**What is required:** The answer must restate every entry exactly as it appears.

Excerpts from an interface dataset:
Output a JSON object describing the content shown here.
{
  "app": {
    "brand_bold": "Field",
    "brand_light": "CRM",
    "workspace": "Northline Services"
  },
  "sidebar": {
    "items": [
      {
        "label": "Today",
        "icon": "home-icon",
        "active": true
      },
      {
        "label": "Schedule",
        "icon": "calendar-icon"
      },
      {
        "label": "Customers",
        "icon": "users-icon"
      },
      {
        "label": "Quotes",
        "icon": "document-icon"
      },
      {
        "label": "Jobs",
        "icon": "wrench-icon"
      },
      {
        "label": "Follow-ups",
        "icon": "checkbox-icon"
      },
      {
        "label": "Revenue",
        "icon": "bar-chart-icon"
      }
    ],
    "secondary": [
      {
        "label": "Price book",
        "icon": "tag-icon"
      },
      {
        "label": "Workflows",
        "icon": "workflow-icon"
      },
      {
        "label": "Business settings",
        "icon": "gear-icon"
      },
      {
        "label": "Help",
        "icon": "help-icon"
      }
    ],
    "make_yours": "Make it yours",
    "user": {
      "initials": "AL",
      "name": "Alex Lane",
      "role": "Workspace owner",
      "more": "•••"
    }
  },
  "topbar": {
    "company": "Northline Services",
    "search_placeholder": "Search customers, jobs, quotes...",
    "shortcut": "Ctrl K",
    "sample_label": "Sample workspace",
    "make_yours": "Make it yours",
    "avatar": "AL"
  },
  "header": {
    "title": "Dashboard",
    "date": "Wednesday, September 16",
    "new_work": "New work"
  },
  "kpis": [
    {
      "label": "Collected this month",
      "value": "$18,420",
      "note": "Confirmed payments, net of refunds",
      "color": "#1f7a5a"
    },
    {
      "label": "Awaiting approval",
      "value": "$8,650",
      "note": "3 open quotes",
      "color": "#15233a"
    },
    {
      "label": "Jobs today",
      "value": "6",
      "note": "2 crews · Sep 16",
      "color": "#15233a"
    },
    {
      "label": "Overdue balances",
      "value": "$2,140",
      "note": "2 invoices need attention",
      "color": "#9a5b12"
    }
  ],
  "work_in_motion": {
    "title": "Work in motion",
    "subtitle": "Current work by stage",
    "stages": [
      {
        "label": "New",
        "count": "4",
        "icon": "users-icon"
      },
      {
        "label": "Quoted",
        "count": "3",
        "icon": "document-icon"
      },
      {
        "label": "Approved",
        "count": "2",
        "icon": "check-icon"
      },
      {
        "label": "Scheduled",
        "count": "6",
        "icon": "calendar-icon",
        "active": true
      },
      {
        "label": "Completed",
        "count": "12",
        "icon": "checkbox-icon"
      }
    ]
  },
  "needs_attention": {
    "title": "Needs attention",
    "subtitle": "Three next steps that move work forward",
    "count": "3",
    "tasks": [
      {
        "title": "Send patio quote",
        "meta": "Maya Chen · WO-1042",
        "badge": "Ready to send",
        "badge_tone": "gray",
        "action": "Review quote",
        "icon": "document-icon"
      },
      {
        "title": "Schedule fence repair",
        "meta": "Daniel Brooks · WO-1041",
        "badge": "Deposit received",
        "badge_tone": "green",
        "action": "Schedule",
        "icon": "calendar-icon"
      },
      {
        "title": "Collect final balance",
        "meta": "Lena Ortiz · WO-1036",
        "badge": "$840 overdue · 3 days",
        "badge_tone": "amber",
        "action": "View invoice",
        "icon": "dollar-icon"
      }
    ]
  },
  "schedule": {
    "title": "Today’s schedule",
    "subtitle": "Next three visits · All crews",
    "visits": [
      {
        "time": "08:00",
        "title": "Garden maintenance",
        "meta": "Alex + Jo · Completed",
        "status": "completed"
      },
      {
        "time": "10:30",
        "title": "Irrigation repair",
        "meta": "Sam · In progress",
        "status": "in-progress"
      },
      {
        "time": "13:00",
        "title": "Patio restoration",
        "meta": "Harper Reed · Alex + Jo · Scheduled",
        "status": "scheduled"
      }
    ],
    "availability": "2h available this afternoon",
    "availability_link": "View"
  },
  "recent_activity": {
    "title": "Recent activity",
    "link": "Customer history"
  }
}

**Result of this exercise:**
Output a JSON object describing the content shown here.
{
  "app": {
    "brand_bold": "Field",
    "brand_light": "CRM",
    "workspace": "Northline Services"
  },
  "sidebar": {
    "items": [
      {
        "label": "Today",
        "icon": "home-icon",
        "active": true
      },
      {
        "label": "Schedule",
        "icon": "calendar-icon"
      },
      {
        "label": "Customers",
        "icon": "users-icon"
      },
      {
        "label": "Quotes",
        "icon": "document-icon"
      },
      {
        "label": "Jobs",
        "icon": "wrench-icon"
      },
      {
        "label": "Follow-ups",
        "icon": "checkbox-icon"
      },
      {
        "label": "Revenue",
        "icon": "bar-chart-icon"
      }
    ],
    "secondary": [
      {
        "label": "Price book",
        "icon": "tag-icon"
      },
      {
        "label": "Workflows",
        "icon": "workflow-icon"
      },
      {
        "label": "Business settings",
        "icon": "gear-icon"
      },
      {
        "label": "Help",
        "icon": "help-icon"
      }
    ],
    "make_yours": "Make it yours",
    "user": {
      "initials": "AL",
      "name": "Alex Lane",
      "role": "Workspace owner",
      "more": "•••"
    }
  },
  "topbar": {
    "company": "Northline Services",
    "search_placeholder": "Search customers, jobs, quotes...",
    "shortcut": "Ctrl K",
    "sample_label": "Sample workspace",
    "make_yours": "Make it yours",
    "avatar": "AL"
  },
  "header": {
    "title": "Dashboard",
    "date": "Wednesday, September 16",
    "new_work": "New work"
  },
  "kpis": [
    {
      "label": "Collected this month",
      "value": "$18,420",
      "note": "Confirmed payments, net of refunds",
      "color": "#1f7a5a"
    },
    {
      "label": "Awaiting approval",
      "value": "$8,650",
      "note": "3 open quotes",
      "color": "#15233a"
    },
    {
      "label": "Jobs today",
      "value": "6",
      "note": "2 crews · Sep 16",
      "color": "#15233a"
    },
    {
      "label": "Overdue balances",
      "value": "$2,140",
      "note": "2 invoices need attention",
      "color": "#9a5b12"
    }
  ],
  "work_in_motion": {
    "title": "Work in motion",
    "subtitle": "Current work by stage",
    "stages": [
      {
        "label": "New",
        "count": "4",
        "icon": "users-icon"
      },
      {
        "label": "Quoted",
        "count": "3",
        "icon": "document-icon"
      },
      {
        "label": "Approved",
        "count": "2",
        "icon": "check-icon"
      },
      {
        "label": "Scheduled",
        "count": "6",
        "icon": "calendar-icon",
        "active": true
      },
      {
        "label": "Completed",
        "count": "12",
        "icon": "checkbox-icon"
      }
    ]
  },
  "needs_attention": {
    "title": "Needs attention",
    "subtitle": "Three next steps that move work forward",
    "count": "3",
    "tasks": [
      {
        "title": "Send patio quote",
        "meta": "Maya Chen · WO-1042",
        "badge": "Ready to send",
        "badge_tone": "gray",
        "action": "Review quote",
        "icon": "document-icon"
      },
      {
        "title": "Schedule fence repair",
        "meta": "Daniel Brooks · WO-1041",
        "badge": "Deposit received",
        "badge_tone": "green",
        "action": "Schedule",
        "icon": "calendar-icon"
      },
      {
        "title": "Collect final balance",
        "meta": "Lena Ortiz · WO-1036",
        "badge": "$840 overdue · 3 days",
        "badge_tone": "amber",
        "action": "View invoice",
        "icon": "dollar-icon"
      }
    ]
  },
  "schedule": {
    "title": "Today’s schedule",
    "subtitle": "Next three visits · All crews",
    "visits": [
      {
        "time": "08:00",
        "title": "Garden maintenance",
        "meta": "Alex + Jo · Completed",
        "status": "completed"
      },
      {
        "time": "10:30",
        "title": "Irrigation repair",
        "meta": "Sam · In progress",
        "status": "in-progress"
      },
      {
        "time": "13:00",
        "title": "Patio restoration",
        "meta": "Harper Reed · Alex + Jo · Scheduled",
        "status": "scheduled"
      }
    ],
    "availability": "2h available this afternoon",
    "availability_link": "View"
  },
  "recent_activity": {
    "title": "Recent activity",
    "link": "Customer history"
  }
}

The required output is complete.